By Charles Webb
It’s the fifth issue of The Black Ring storyline, with Lex Luthor still on the hunt for the titular bauble, but getting sidelined after taking one to the back of the dome last issue. So he’s dead—enter Death. It’s essentially a character piece, forcing Luthor to stare down his own mortality, and in typical Luthor fashion, he’s looking to conquer or somehow overcome his circumstances. I don’t mean to leave you with the wrong impression: Lex doesn’t try to duke it out with one of the absolute abstracts, but he does try to reason his way out of death.
The structure of the issue is cleverly predicated on Lex barreling through the stages of grief, with Death acting as a balanced, understanding counterpoint to Lex’s shock, outrage, and incredulity. We learn that Lex is, unsurprisingly, an atheist. I say “unsurprising,” not as some assessment of his character but based on the personality that’s been crafted for him over the years. He will not abide any power greater than himself, in spite of being confronted with aliens and demigods. It’s interesting that he frames it in moral terms: asserting that any god would have to have an objective view of the universe, and there is no scientific evidence that such a point of view exists.

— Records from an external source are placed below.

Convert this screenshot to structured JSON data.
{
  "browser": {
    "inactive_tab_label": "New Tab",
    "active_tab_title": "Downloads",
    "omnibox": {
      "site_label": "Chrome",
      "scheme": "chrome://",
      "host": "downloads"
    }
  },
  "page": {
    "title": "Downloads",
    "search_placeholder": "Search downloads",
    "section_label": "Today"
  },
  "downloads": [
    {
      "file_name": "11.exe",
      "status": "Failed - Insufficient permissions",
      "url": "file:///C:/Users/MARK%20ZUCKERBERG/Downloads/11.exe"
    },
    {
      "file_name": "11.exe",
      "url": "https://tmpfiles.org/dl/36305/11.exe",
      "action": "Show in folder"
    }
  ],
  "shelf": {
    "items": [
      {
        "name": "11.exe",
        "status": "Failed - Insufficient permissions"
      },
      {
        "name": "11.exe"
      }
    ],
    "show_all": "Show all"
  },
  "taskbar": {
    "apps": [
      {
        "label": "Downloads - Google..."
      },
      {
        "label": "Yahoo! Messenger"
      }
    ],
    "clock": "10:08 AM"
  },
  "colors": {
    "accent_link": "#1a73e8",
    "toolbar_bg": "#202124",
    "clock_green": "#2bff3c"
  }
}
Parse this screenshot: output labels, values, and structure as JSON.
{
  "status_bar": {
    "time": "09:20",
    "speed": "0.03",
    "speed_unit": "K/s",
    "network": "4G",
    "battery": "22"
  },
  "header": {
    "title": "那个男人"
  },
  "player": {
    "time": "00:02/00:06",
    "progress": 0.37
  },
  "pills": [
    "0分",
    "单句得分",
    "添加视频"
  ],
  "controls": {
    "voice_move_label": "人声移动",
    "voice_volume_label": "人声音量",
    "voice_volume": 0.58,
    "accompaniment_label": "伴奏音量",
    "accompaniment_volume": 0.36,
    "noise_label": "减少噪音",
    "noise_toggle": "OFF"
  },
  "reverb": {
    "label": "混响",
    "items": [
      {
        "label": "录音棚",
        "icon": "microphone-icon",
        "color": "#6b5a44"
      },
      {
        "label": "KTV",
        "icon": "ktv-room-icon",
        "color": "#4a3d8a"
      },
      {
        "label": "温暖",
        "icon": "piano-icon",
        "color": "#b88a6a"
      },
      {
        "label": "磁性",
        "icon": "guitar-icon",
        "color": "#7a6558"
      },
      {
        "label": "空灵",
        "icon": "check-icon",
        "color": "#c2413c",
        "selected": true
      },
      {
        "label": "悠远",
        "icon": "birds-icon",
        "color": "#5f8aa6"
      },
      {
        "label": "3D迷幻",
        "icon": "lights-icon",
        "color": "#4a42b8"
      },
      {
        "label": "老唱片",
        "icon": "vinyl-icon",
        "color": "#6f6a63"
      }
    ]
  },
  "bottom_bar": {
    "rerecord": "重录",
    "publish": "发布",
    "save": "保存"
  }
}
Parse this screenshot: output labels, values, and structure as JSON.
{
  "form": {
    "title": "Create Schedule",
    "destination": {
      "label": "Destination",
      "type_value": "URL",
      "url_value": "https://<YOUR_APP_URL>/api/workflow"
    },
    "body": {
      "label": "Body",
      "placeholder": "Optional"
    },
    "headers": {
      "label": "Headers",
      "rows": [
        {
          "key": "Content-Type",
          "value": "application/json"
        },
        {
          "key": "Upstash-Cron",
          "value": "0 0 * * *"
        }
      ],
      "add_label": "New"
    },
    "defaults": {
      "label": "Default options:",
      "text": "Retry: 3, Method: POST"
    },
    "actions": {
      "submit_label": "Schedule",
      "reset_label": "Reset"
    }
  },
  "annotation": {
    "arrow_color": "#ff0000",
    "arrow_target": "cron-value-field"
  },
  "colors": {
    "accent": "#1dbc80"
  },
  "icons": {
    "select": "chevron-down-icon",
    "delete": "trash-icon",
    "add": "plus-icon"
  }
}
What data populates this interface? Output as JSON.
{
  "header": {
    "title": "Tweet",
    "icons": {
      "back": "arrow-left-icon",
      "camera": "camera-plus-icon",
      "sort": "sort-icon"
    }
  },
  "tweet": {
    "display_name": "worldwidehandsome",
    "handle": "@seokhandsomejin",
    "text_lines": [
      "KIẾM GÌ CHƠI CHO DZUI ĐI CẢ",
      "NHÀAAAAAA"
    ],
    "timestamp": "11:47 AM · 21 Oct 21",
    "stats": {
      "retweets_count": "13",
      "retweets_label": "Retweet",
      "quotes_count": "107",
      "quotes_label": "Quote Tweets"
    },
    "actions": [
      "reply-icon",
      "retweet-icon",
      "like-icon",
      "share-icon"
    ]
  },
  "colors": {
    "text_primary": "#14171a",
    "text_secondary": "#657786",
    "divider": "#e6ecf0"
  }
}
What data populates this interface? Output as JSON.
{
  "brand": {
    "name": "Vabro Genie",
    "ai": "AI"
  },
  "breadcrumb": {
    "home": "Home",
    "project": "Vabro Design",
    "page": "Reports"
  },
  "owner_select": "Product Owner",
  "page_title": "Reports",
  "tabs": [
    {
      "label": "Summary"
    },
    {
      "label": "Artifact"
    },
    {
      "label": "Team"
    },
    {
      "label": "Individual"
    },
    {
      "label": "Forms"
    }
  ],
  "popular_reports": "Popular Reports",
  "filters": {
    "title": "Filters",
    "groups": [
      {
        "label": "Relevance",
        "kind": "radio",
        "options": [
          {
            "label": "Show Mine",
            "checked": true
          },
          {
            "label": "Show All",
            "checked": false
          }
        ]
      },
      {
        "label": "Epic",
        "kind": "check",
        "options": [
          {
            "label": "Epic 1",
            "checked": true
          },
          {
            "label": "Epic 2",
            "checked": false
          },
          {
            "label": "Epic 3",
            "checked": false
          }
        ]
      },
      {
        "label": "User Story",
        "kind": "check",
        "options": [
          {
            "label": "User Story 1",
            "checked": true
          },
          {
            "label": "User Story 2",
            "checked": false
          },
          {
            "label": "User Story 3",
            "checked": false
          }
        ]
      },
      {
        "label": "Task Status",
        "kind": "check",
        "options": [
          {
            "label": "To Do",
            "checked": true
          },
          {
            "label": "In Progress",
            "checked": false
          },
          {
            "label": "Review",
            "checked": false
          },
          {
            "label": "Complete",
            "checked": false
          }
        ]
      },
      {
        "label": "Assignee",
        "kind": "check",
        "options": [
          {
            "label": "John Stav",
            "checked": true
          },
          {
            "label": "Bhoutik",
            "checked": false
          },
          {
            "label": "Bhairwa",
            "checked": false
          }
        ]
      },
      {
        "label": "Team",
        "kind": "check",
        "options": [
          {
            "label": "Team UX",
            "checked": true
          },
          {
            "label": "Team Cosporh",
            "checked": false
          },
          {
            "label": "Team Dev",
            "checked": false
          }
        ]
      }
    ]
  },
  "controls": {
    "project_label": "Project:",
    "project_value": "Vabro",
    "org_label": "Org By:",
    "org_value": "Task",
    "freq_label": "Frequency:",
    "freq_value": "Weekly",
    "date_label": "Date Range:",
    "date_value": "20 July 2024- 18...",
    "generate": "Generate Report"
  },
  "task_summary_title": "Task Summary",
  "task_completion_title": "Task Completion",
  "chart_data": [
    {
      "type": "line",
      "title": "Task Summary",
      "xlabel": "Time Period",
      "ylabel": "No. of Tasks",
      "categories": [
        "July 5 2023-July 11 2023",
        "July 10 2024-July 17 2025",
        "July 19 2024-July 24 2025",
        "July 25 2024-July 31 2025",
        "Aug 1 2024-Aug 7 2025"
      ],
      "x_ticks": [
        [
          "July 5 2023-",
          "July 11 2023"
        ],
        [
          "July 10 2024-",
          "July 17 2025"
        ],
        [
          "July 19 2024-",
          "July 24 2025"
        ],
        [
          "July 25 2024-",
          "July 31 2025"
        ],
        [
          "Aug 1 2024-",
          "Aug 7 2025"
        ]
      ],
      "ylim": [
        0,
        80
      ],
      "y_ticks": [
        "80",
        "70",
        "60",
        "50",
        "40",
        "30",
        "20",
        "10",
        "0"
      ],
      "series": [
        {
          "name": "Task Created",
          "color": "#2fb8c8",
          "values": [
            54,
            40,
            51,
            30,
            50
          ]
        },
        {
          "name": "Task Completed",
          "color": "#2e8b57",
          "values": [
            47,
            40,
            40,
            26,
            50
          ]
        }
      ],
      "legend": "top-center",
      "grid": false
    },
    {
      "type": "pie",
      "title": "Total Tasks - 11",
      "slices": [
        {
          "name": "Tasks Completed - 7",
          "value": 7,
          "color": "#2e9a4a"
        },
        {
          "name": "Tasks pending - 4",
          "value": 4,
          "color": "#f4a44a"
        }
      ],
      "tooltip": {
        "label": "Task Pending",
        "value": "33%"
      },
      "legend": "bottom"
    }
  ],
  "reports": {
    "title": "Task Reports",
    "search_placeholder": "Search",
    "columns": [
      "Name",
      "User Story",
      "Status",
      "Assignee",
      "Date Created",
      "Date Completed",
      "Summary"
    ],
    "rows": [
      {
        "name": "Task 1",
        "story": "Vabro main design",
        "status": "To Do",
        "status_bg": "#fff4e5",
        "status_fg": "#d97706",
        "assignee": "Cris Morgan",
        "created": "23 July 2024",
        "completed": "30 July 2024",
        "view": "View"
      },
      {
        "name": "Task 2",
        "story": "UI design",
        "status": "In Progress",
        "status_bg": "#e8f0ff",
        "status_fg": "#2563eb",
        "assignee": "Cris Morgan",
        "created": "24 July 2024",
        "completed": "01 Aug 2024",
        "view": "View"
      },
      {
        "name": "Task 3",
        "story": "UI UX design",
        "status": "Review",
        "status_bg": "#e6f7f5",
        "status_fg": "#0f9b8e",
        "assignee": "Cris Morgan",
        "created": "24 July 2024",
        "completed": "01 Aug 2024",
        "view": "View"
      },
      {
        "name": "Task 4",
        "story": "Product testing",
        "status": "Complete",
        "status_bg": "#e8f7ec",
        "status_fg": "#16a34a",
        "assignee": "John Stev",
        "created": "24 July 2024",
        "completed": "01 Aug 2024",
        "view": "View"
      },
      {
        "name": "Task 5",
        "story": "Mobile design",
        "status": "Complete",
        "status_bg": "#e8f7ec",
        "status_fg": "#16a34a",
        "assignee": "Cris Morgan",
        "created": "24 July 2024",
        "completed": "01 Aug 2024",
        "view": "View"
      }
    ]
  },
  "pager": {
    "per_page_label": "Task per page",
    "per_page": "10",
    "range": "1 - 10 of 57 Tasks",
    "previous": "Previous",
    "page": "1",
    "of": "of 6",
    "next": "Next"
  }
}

What’s even more interesting is that Death, for her appearance on the cover and all the hullaballoo about the celebrated Vertigo character making her second bow in the DCU (I believe she was in an JLA story under Morrison), she acts mostly as a sounding board for Lex. Again, it’s a character study more than anything else. I’m not spoiling anything by saying that Lex gets over his case of death by the end of the issue, but Cornell articulates a plausible case for how Lex would react to the actual event.
Pete Woods is on art with colors by Rob Leigh, and this is, I’m sure, one of those issues that challenge an artist to focus on acting more than anything else. What could have devolved into a series of talking heads moves between “real” space and a sort of cosmic tableau for Lex and Death to continue their conversation. Death has gray eyes—that’s a fascinating detail. There’s one little nagging element about Leigh’s coloring, which somehow hardens the characters to a degree where their skin, on occasion takes on the texture of marble. It’s not often, and it specifically occurs during instances of “hot” light sources. But for the most part it works well with Woods’ art to realize what is, for the most part, an intimate story.
The backup feature with Jimmy Olsen is cute. It’s great to see the character actually serving some kind of purpose in the DCU and the punchline about the true reason for an advance species’ visit to Metropolis is actually pretty clever. However, fun and clever are really all I have to say about it. I like it, but I think DC should perhaps commit to giving this story and this writer a higher page count to give his plots room to breathe.
Update: Reader Zack points out that this is one of several appearances by Death in the DCU, including an appearance in The Legion of Superheroes v4 #38, and miscellaneous appearances in titles like Lobo and Ambush Bug. It was in fact her big brother, Dream in the JLA appearance referenced in the review.
Check out a preview of Action Comics #894!